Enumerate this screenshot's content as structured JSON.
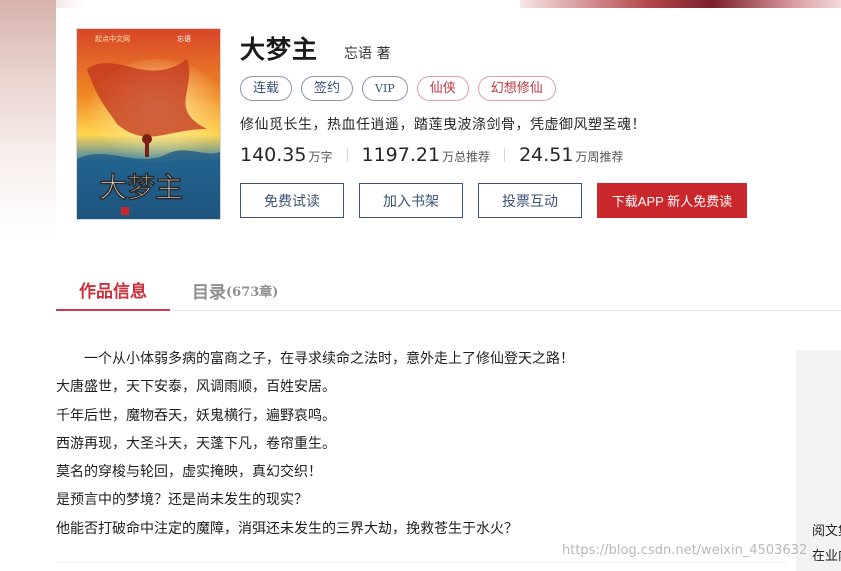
{
  "book": {
    "title": "大梦主",
    "author": "忘语 著",
    "cover": {
      "logo_text": "起点中文网",
      "author_text": "忘语",
      "title_text": "大梦主",
      "colors": {
        "sky": "#d8462a",
        "fire": "#f08a24",
        "glow": "#ffd54f",
        "water": "#2f7fb0",
        "deep": "#173e5c"
      }
    },
    "tags": [
      {
        "label": "连载",
        "style": "blue"
      },
      {
        "label": "签约",
        "style": "blue"
      },
      {
        "label": "VIP",
        "style": "blue"
      },
      {
        "label": "仙侠",
        "style": "red"
      },
      {
        "label": "幻想修仙",
        "style": "red"
      }
    ],
    "description": "修仙觅长生，热血任逍遥，踏莲曳波涤剑骨，凭虚御风塑圣魂！",
    "stats": [
      {
        "value": "140.35",
        "unit": "万字"
      },
      {
        "value": "1197.21",
        "unit": "万总推荐"
      },
      {
        "value": "24.51",
        "unit": "万周推荐"
      }
    ],
    "actions": {
      "free_read": "免费试读",
      "add_shelf": "加入书架",
      "vote": "投票互动",
      "download_app": "下载APP 新人免费读"
    }
  },
  "tabs": {
    "info": "作品信息",
    "catalog": "目录",
    "catalog_count": "(673章)"
  },
  "intro": [
    "一个从小体弱多病的富商之子，在寻求续命之法时，意外走上了修仙登天之路！",
    "大唐盛世，天下安泰，风调雨顺，百姓安居。",
    "千年后世，魔物吞天，妖鬼横行，遍野哀鸣。",
    "西游再现，大圣斗天，天蓬下凡，卷帘重生。",
    "莫名的穿梭与轮回，虚实掩映，真幻交织！",
    "是预言中的梦境？还是尚未发生的现实？",
    "他能否打破命中注定的魔障，消弭还未发生的三界大劫，挽救苍生于水火？"
  ],
  "side_panel": {
    "line1": "阅文集",
    "line2": "在业内"
  },
  "watermark": "https://blog.csdn.net/weixin_4503632",
  "colors": {
    "accent_red": "#c9272b",
    "tab_active": "#c9303c",
    "button_border": "#3b5376",
    "tag_blue_border": "#8a99ad",
    "tag_red_border": "#e0a0a6"
  }
}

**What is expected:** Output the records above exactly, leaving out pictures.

**Exercise answer:**
Enumerate this screenshot's content as structured JSON.
{
  "book": {
    "title": "大梦主",
    "author": "忘语 著",
    "cover": {
      "logo_text": "起点中文网",
      "author_text": "忘语",
      "title_text": "大梦主",
      "colors": {
        "sky": "#d8462a",
        "fire": "#f08a24",
        "glow": "#ffd54f",
        "water": "#2f7fb0",
        "deep": "#173e5c"
      }
    },
    "tags": [
      {
        "label": "连载",
        "style": "blue"
      },
      {
        "label": "签约",
        "style": "blue"
      },
      {
        "label": "VIP",
        "style": "blue"
      },
      {
        "label": "仙侠",
        "style": "red"
      },
      {
        "label": "幻想修仙",
        "style": "red"
      }
    ],
    "description": "修仙觅长生，热血任逍遥，踏莲曳波涤剑骨，凭虚御风塑圣魂！",
    "stats": [
      {
        "value": "140.35",
        "unit": "万字"
      },
      {
        "value": "1197.21",
        "unit": "万总推荐"
      },
      {
        "value": "24.51",
        "unit": "万周推荐"
      }
    ],
    "actions": {
      "free_read": "免费试读",
      "add_shelf": "加入书架",
      "vote": "投票互动",
      "download_app": "下载APP 新人免费读"
    }
  },
  "tabs": {
    "info": "作品信息",
    "catalog": "目录",
    "catalog_count": "(673章)"
  },
  "intro": [
    "一个从小体弱多病的富商之子，在寻求续命之法时，意外走上了修仙登天之路！",
    "大唐盛世，天下安泰，风调雨顺，百姓安居。",
    "千年后世，魔物吞天，妖鬼横行，遍野哀鸣。",
    "西游再现，大圣斗天，天蓬下凡，卷帘重生。",
    "莫名的穿梭与轮回，虚实掩映，真幻交织！",
    "是预言中的梦境？还是尚未发生的现实？",
    "他能否打破命中注定的魔障，消弭还未发生的三界大劫，挽救苍生于水火？"
  ],
  "side_panel": {
    "line1": "阅文集",
    "line2": "在业内"
  },
  "watermark": "https://blog.csdn.net/weixin_4503632",
  "colors": {
    "accent_red": "#c9272b",
    "tab_active": "#c9303c",
    "button_border": "#3b5376",
    "tag_blue_border": "#8a99ad",
    "tag_red_border": "#e0a0a6"
  }
}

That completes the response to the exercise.